"It's just so sad," she said.

Nearly four years ago, a contractor started building a three-story apartment complex in their backyards.

Chris Labrum, Director of the Metropolitan Area Building and Construction Department, says the city knew how upset residents were from the start.

"There's a misconception with this project, which we see at times, in thinking that there was a level of permission that had to be granted for them to do this. But the zoning for that was already a commercially zoned parcel that allowed this," said Labrum.

But now, there's an even bigger problem.

Labrum says in the first year of construction, it made very quick progress. However, for the last three years, it's pretty much been at a standstill and still looks partially built.

"They've cited financial initially and a little bit since. They do say they've got the finances sorted out now. Followed by COVID and the availability of work crews, as well as materials and material availability. So it's run the gamut," said Labrum.

But he says there's a glimmer of hope for the people tired of staring at the big green building.

"Their building permit expires. It is set to expire at the end of this month. So if they don't meet a milestone, if they don't get a full inspection on a portion of the project, that will expire," said Labrum.

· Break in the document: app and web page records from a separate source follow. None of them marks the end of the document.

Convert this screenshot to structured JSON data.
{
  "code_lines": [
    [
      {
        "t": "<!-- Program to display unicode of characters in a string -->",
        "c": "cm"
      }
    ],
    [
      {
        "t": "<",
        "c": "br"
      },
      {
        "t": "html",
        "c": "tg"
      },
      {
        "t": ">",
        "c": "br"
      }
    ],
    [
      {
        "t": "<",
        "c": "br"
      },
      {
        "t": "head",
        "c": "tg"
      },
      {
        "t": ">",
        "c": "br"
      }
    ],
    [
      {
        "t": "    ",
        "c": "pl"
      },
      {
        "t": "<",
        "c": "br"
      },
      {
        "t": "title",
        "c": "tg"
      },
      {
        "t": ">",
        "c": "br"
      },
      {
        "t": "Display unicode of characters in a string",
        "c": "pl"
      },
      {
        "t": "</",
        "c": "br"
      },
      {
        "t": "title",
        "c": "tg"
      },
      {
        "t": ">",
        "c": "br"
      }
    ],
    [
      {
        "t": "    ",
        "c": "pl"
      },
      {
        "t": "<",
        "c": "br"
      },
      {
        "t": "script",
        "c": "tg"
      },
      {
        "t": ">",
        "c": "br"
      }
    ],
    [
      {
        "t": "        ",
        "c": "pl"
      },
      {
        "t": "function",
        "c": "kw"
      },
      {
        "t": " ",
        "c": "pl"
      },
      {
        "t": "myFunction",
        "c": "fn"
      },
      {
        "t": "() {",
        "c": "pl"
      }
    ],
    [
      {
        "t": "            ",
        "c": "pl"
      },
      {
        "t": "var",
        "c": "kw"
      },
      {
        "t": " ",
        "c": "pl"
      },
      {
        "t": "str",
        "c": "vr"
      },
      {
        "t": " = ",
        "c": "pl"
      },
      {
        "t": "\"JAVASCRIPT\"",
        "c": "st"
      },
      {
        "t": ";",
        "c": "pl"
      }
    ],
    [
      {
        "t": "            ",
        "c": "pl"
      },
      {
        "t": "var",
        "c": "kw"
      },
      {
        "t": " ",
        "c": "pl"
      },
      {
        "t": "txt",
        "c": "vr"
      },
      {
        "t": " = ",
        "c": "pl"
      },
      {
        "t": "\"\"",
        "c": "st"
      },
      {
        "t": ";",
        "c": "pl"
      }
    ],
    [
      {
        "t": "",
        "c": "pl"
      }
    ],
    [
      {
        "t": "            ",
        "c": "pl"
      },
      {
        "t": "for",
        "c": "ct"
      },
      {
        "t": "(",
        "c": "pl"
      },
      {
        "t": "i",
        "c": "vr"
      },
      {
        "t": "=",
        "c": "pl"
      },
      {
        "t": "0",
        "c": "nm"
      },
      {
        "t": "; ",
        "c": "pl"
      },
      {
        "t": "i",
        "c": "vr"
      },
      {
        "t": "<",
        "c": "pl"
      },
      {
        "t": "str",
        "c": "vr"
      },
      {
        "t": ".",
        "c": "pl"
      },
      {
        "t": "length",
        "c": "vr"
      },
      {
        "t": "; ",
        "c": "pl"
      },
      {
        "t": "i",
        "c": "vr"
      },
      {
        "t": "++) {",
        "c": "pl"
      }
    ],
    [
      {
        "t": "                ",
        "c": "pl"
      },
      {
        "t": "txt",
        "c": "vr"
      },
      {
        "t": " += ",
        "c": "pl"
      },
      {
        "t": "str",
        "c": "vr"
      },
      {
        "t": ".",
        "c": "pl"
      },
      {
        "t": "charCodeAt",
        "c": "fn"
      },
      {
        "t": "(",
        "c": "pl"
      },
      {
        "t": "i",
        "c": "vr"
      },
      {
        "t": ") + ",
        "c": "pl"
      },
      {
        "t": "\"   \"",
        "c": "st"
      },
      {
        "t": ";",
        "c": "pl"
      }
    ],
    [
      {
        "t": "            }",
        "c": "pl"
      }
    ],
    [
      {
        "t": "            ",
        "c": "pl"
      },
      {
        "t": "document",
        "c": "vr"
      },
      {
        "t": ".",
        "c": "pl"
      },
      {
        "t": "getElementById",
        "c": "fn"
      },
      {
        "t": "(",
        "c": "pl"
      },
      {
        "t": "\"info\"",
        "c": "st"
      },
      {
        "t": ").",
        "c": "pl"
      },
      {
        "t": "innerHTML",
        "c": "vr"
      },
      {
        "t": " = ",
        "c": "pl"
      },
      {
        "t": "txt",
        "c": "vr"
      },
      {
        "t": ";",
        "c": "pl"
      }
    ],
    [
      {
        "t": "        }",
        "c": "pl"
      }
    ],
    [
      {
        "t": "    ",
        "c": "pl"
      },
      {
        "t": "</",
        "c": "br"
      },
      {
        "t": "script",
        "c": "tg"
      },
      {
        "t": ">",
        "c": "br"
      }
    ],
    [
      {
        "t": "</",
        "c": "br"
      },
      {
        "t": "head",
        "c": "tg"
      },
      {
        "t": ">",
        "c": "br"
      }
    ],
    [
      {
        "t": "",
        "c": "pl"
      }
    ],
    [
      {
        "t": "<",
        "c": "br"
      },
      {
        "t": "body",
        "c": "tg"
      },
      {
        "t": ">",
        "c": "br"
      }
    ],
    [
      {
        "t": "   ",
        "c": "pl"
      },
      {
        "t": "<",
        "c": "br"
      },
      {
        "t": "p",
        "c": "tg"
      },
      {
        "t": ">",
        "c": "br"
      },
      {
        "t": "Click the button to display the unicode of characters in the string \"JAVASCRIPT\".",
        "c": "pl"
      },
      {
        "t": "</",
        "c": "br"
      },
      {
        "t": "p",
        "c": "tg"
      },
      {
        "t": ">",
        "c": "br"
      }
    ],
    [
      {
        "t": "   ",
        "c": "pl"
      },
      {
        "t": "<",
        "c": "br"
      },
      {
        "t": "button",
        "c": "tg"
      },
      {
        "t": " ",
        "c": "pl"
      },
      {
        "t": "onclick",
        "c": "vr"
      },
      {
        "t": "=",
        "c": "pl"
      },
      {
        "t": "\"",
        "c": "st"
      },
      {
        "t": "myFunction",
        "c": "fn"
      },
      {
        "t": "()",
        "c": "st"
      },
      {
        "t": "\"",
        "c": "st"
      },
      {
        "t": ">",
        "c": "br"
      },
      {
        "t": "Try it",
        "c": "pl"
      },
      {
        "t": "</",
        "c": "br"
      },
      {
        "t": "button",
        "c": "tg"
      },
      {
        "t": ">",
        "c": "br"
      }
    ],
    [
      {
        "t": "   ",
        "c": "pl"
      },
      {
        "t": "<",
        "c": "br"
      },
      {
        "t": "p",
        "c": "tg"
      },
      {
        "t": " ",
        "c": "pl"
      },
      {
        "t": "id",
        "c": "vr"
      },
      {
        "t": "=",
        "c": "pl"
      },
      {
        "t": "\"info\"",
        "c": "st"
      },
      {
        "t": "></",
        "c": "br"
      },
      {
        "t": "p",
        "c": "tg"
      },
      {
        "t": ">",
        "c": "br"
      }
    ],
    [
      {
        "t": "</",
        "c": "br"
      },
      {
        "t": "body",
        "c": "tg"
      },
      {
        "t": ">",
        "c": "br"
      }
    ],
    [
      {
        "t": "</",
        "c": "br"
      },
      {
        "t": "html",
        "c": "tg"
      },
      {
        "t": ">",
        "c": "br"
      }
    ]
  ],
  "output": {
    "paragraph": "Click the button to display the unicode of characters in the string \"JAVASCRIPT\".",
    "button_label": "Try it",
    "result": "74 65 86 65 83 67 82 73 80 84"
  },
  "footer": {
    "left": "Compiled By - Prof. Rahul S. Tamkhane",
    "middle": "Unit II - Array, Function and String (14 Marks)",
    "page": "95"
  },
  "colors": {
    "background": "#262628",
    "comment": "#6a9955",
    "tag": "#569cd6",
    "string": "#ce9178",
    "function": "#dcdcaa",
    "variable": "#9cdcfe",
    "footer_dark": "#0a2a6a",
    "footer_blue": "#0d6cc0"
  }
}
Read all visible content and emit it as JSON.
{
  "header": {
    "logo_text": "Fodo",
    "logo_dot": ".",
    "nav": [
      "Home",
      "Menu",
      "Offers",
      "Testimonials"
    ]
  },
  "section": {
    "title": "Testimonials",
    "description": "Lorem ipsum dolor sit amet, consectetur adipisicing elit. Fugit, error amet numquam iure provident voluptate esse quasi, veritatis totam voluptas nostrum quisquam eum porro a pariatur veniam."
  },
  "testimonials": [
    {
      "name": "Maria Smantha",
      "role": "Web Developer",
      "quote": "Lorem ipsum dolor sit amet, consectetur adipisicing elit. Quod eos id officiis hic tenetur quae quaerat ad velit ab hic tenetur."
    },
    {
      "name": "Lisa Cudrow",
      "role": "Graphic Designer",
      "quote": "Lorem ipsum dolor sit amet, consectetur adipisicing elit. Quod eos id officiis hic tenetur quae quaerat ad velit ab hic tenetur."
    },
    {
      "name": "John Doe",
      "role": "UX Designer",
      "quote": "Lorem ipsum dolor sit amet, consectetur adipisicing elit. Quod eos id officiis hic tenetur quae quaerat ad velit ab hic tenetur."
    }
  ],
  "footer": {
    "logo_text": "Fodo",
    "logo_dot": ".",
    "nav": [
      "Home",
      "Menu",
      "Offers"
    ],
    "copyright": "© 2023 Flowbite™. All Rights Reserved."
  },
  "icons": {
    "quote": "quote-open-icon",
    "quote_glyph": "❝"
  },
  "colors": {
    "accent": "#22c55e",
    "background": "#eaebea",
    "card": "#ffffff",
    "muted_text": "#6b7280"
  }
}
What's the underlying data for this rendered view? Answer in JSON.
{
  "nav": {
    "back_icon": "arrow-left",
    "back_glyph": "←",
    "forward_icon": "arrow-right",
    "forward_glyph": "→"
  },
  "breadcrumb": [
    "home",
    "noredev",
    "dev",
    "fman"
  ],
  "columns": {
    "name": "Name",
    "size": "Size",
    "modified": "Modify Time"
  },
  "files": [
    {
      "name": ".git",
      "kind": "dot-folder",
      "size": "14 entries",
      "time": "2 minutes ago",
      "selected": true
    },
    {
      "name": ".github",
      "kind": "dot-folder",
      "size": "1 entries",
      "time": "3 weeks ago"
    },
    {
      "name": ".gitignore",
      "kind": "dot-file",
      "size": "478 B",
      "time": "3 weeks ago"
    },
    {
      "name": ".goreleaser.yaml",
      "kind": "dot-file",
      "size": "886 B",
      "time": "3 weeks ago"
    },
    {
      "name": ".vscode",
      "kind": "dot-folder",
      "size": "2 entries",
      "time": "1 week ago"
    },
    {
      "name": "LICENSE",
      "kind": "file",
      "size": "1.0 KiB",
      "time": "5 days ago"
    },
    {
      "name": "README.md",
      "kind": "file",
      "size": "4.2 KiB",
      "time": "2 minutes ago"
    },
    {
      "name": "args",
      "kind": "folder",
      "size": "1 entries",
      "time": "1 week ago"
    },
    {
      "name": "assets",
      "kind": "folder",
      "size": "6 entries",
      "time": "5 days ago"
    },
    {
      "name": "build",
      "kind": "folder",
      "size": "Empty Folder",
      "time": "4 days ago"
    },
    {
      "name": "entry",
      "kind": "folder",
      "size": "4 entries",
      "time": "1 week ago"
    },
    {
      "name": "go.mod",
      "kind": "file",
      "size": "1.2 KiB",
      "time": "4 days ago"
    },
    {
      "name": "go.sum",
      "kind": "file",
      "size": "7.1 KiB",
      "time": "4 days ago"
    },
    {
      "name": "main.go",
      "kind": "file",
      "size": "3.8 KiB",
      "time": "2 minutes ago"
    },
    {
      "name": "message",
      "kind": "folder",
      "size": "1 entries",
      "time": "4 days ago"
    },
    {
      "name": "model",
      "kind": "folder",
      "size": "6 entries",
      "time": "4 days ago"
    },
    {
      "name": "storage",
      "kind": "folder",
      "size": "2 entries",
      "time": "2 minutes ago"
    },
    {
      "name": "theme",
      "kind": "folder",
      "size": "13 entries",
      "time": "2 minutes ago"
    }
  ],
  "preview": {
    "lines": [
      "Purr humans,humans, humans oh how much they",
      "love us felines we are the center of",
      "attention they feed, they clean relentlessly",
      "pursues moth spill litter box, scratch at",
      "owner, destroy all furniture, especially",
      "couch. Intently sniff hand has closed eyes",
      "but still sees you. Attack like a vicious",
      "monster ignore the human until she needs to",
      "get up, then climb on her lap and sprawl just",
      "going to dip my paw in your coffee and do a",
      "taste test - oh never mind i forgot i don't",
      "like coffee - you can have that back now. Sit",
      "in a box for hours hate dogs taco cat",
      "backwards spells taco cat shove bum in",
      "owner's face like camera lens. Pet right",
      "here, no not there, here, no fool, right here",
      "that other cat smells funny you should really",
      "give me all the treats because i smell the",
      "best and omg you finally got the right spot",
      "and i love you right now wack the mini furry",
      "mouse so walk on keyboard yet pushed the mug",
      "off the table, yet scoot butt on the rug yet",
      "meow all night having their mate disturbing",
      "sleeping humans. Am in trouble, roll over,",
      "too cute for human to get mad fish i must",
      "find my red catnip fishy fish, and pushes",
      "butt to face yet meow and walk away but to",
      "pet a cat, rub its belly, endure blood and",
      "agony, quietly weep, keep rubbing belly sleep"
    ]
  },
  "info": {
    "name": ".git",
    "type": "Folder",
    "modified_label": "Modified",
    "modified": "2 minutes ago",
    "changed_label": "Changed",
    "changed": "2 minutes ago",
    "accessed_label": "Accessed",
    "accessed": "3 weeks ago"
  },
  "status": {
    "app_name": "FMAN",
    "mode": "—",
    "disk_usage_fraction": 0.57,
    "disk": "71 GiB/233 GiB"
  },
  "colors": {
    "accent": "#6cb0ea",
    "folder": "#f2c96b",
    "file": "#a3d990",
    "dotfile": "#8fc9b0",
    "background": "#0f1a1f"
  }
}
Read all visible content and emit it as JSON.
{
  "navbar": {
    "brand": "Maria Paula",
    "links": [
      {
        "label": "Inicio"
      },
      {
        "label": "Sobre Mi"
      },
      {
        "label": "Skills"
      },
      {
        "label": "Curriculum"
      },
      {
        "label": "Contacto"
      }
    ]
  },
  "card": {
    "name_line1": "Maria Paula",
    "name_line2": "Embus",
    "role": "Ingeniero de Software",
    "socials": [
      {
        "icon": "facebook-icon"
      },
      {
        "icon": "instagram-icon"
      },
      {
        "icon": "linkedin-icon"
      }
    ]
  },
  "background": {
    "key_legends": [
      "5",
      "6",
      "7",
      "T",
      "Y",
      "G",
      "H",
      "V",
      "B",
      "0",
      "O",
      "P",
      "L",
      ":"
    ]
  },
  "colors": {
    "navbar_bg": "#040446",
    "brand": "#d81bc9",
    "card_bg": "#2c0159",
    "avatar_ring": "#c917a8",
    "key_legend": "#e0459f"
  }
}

He says at this point, the builder will likely have to tear out some of the exposed materials damaged by years of weather in order to proceed with construction, but one way or another, he says the building will either get finished or eventually torn down.

"Our hope still is that this gets condemned and it will be torn down. That's what we all want to see," said Dibble.

Labrum says the city stepping in to tear it down is more of a complicated last-resort measure. He says that the builder, Calamar Construction, is known for similar issues in other areas but has been cooperative so far. He says he'll know a lot more about its future next month when that deadline hits.